National Reconciliation Week

National Reconciliation Week (NRW), which occurs between 27 May–3 June, offers us an opportunity to reflect on our individual and collective commitment to reconciliation. The 2018 theme 'Don’t keep history a mystery' invited all Australians to learn more about Aboriginal and Torres Strait Islander cultures and histories, and to share that knowledge to help us grow as a nation.

The date of NRW each year commemorates two significant milestones in our reconciliation journey—the successful 1967 referendum and the High Court Mabo decision. Visit the Reconciliation Australia website for more information.

You can also visit the get involved webpage for ideas and to see what activities are planned in your local area to commemorate the NRW.

How you can get involved:

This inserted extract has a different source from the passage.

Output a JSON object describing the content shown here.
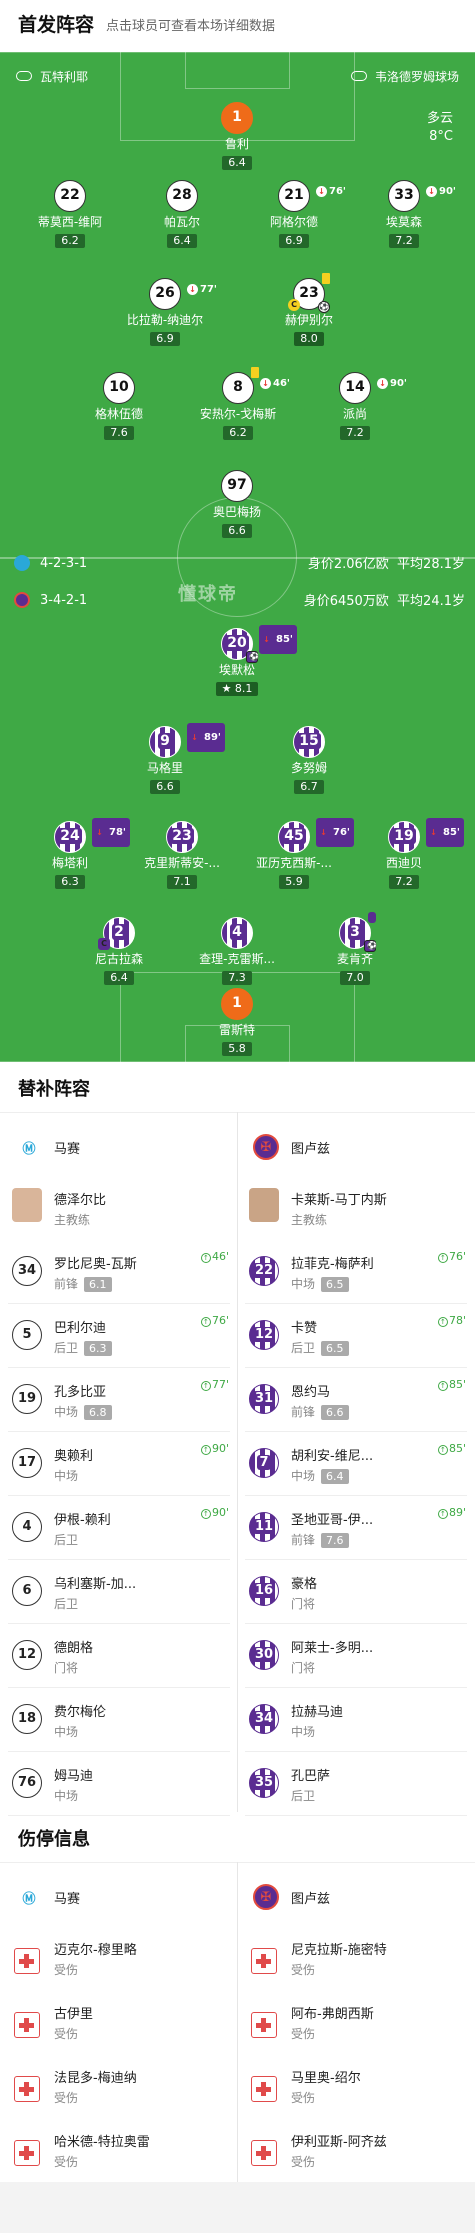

  • download the poster and print the poster at your local printer
  • place the poster in your waiting room
  • participate in the APA’s free online cultural awareness training and encourage your staff and co-workers to also take part
  • find who the traditional owners are of the land on which you practice and invite local elders to speak with your staff
  • talk to your staff about the importance of culturally safe practice
  • celebrate and participate in Close the Gap Day (15 March) and National Reconciliation Week (27 May – 3 June) and create opportunities to build and maintain relationships with Aboriginal and Torres Strait Islander peoples
  • learn about events near you and how you can get involved, by visiting Reconciliation Australia’s NRW website.